INPUT DATA:
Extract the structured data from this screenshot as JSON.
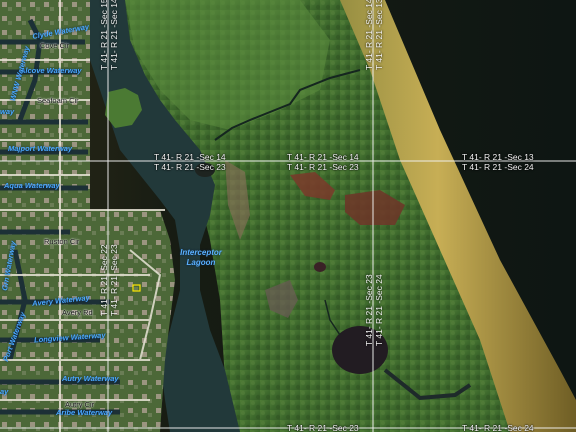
{
  "map": {
    "type": "aerial-parcel-map",
    "colors": {
      "ocean": "#141a12",
      "beach": "#b7a14a",
      "mangrove": "#3f6a2c",
      "canal": "#233a3a",
      "grid_line": "#f2f2f2",
      "water_label": "#4aa8ff",
      "marsh_red": "#7a3a2a"
    },
    "section_labels": [
      {
        "id": "s14-left-top",
        "text": "T 41- R 21 -Sec 14"
      },
      {
        "id": "s23-left-bot",
        "text": "T 41- R 21 -Sec 23"
      },
      {
        "id": "s14-mid-top",
        "text": "T 41- R 21 -Sec 14"
      },
      {
        "id": "s23-mid-bot",
        "text": "T 41- R 21 -Sec 23"
      },
      {
        "id": "s13-right-top",
        "text": "T 41- R 21 -Sec 13"
      },
      {
        "id": "s24-right-bot",
        "text": "T 41- R 21 -Sec 24"
      },
      {
        "id": "s23-bottom",
        "text": "T 41- R 21 -Sec 23"
      },
      {
        "id": "s24-bottom",
        "text": "T 41- R 21 -Sec 24"
      }
    ],
    "vertical_section_labels": [
      {
        "id": "v-top-left-a",
        "text": "T 41- R 21 -Sec 15"
      },
      {
        "id": "v-top-left-b",
        "text": "T 41- R 21 -Sec 14"
      },
      {
        "id": "v-top-right-a",
        "text": "T 41- R 21 -Sec 14"
      },
      {
        "id": "v-top-right-b",
        "text": "T 41- R 21 -Sec 13"
      },
      {
        "id": "v-mid-left-a",
        "text": "T 41- R 21 -Sec 22"
      },
      {
        "id": "v-mid-left-b",
        "text": "T 41- R 21 -Sec 23"
      },
      {
        "id": "v-mid-right-a",
        "text": "T 41- R 21 -Sec 23"
      },
      {
        "id": "v-mid-right-b",
        "text": "T 41- R 21 -Sec 24"
      }
    ],
    "waterways": [
      {
        "id": "clyde",
        "text": "Clyde Waterway"
      },
      {
        "id": "alcove",
        "text": "Alcove Waterway"
      },
      {
        "id": "majport",
        "text": "Majport Waterway"
      },
      {
        "id": "aqua",
        "text": "Aqua Waterway"
      },
      {
        "id": "avery",
        "text": "Avery Waterway"
      },
      {
        "id": "longview",
        "text": "Longview Waterway"
      },
      {
        "id": "autry",
        "text": "Autry Waterway"
      },
      {
        "id": "aribe",
        "text": "Aribe Waterway"
      },
      {
        "id": "way-left",
        "text": "way"
      },
      {
        "id": "ay-left",
        "text": "ay"
      },
      {
        "id": "wnw",
        "text": "WNW Waterway"
      },
      {
        "id": "grn",
        "text": "Grn Waterway"
      },
      {
        "id": "port",
        "text": "Port Waterway"
      }
    ],
    "streets": [
      {
        "id": "cove",
        "text": "Cove Cir"
      },
      {
        "id": "seafoam",
        "text": "Seafoam Cir"
      },
      {
        "id": "ruston",
        "text": "Ruston Cir"
      },
      {
        "id": "avery-rd",
        "text": "Avery Rd"
      },
      {
        "id": "autry-cir",
        "text": "Autry Cir"
      }
    ],
    "lagoon": {
      "line1": "Interceptor",
      "line2": "Lagoon"
    }
  }
}
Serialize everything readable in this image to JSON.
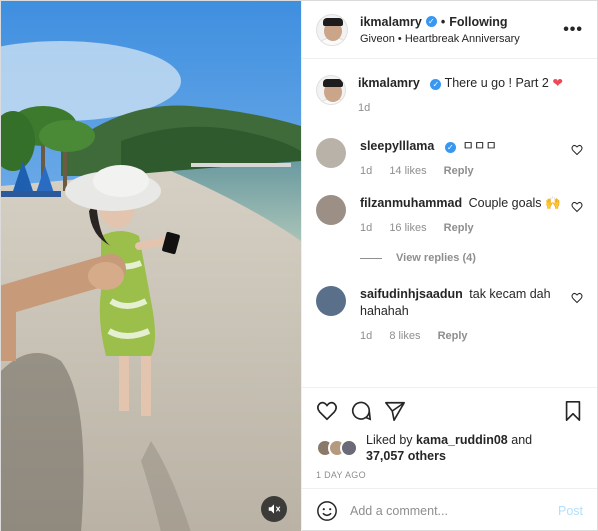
{
  "post": {
    "username": "ikmalamry",
    "following": "Following",
    "separator": "•",
    "subtitle": "Giveon • Heartbreak Anniversary",
    "more_icon": "more-horizontal-icon"
  },
  "caption": {
    "username": "ikmalamry",
    "text": "There u go ! Part 2",
    "emoji": "❤",
    "age": "1d"
  },
  "comments": [
    {
      "username": "sleepylllama",
      "verified": true,
      "text": "ㅁㅁㅁ",
      "age": "1d",
      "likes": "14 likes",
      "reply": "Reply",
      "avatar_color": "#b9b2a8"
    },
    {
      "username": "filzanmuhammad",
      "verified": false,
      "text": "Couple goals 🙌",
      "age": "1d",
      "likes": "16 likes",
      "reply": "Reply",
      "avatar_color": "#9b8f86",
      "view_replies": "View replies (4)"
    },
    {
      "username": "saifudinhjsaadun",
      "verified": false,
      "text": "tak kecam dah hahahah",
      "age": "1d",
      "likes": "8 likes",
      "reply": "Reply",
      "avatar_color": "#5a6f8a"
    }
  ],
  "likes": {
    "prefix": "Liked by",
    "user": "kama_ruddin08",
    "and": "and",
    "others": "37,057 others"
  },
  "time_ago": "1 DAY AGO",
  "add_comment": {
    "placeholder": "Add a comment...",
    "post_label": "Post"
  },
  "colors": {
    "verified": "#3897f0",
    "heart": "#ed4956",
    "post_disabled": "#b2dffc"
  }
}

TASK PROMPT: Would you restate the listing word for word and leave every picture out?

EXERCISE OUTPUT:
Extract the structured data from this screenshot as JSON.
{
  "map": {
    "type": "aerial-parcel-map",
    "colors": {
      "ocean": "#141a12",
      "beach": "#b7a14a",
      "mangrove": "#3f6a2c",
      "canal": "#233a3a",
      "grid_line": "#f2f2f2",
      "water_label": "#4aa8ff",
      "marsh_red": "#7a3a2a"
    },
    "section_labels": [
      {
        "id": "s14-left-top",
        "text": "T 41- R 21 -Sec 14"
      },
      {
        "id": "s23-left-bot",
        "text": "T 41- R 21 -Sec 23"
      },
      {
        "id": "s14-mid-top",
        "text": "T 41- R 21 -Sec 14"
      },
      {
        "id": "s23-mid-bot",
        "text": "T 41- R 21 -Sec 23"
      },
      {
        "id": "s13-right-top",
        "text": "T 41- R 21 -Sec 13"
      },
      {
        "id": "s24-right-bot",
        "text": "T 41- R 21 -Sec 24"
      },
      {
        "id": "s23-bottom",
        "text": "T 41- R 21 -Sec 23"
      },
      {
        "id": "s24-bottom",
        "text": "T 41- R 21 -Sec 24"
      }
    ],
    "vertical_section_labels": [
      {
        "id": "v-top-left-a",
        "text": "T 41- R 21 -Sec 15"
      },
      {
        "id": "v-top-left-b",
        "text": "T 41- R 21 -Sec 14"
      },
      {
        "id": "v-top-right-a",
        "text": "T 41- R 21 -Sec 14"
      },
      {
        "id": "v-top-right-b",
        "text": "T 41- R 21 -Sec 13"
      },
      {
        "id": "v-mid-left-a",
        "text": "T 41- R 21 -Sec 22"
      },
      {
        "id": "v-mid-left-b",
        "text": "T 41- R 21 -Sec 23"
      },
      {
        "id": "v-mid-right-a",
        "text": "T 41- R 21 -Sec 23"
      },
      {
        "id": "v-mid-right-b",
        "text": "T 41- R 21 -Sec 24"
      }
    ],
    "waterways": [
      {
        "id": "clyde",
        "text": "Clyde Waterway"
      },
      {
        "id": "alcove",
        "text": "Alcove Waterway"
      },
      {
        "id": "majport",
        "text": "Majport Waterway"
      },
      {
        "id": "aqua",
        "text": "Aqua Waterway"
      },
      {
        "id": "avery",
        "text": "Avery Waterway"
      },
      {
        "id": "longview",
        "text": "Longview Waterway"
      },
      {
        "id": "autry",
        "text": "Autry Waterway"
      },
      {
        "id": "aribe",
        "text": "Aribe Waterway"
      },
      {
        "id": "way-left",
        "text": "way"
      },
      {
        "id": "ay-left",
        "text": "ay"
      },
      {
        "id": "wnw",
        "text": "WNW Waterway"
      },
      {
        "id": "grn",
        "text": "Grn Waterway"
      },
      {
        "id": "port",
        "text": "Port Waterway"
      }
    ],
    "streets": [
      {
        "id": "cove",
        "text": "Cove Cir"
      },
      {
        "id": "seafoam",
        "text": "Seafoam Cir"
      },
      {
        "id": "ruston",
        "text": "Ruston Cir"
      },
      {
        "id": "avery-rd",
        "text": "Avery Rd"
      },
      {
        "id": "autry-cir",
        "text": "Autry Cir"
      }
    ],
    "lagoon": {
      "line1": "Interceptor",
      "line2": "Lagoon"
    }
  }
}
Serialize everything readable in this image to JSON.
{
  "post": {
    "username": "ikmalamry",
    "following": "Following",
    "separator": "•",
    "subtitle": "Giveon • Heartbreak Anniversary",
    "more_icon": "more-horizontal-icon"
  },
  "caption": {
    "username": "ikmalamry",
    "text": "There u go ! Part 2",
    "emoji": "❤",
    "age": "1d"
  },
  "comments": [
    {
      "username": "sleepylllama",
      "verified": true,
      "text": "ㅁㅁㅁ",
      "age": "1d",
      "likes": "14 likes",
      "reply": "Reply",
      "avatar_color": "#b9b2a8"
    },
    {
      "username": "filzanmuhammad",
      "verified": false,
      "text": "Couple goals 🙌",
      "age": "1d",
      "likes": "16 likes",
      "reply": "Reply",
      "avatar_color": "#9b8f86",
      "view_replies": "View replies (4)"
    },
    {
      "username": "saifudinhjsaadun",
      "verified": false,
      "text": "tak kecam dah hahahah",
      "age": "1d",
      "likes": "8 likes",
      "reply": "Reply",
      "avatar_color": "#5a6f8a"
    }
  ],
  "likes": {
    "prefix": "Liked by",
    "user": "kama_ruddin08",
    "and": "and",
    "others": "37,057 others"
  },
  "time_ago": "1 DAY AGO",
  "add_comment": {
    "placeholder": "Add a comment...",
    "post_label": "Post"
  },
  "colors": {
    "verified": "#3897f0",
    "heart": "#ed4956",
    "post_disabled": "#b2dffc"
  }
}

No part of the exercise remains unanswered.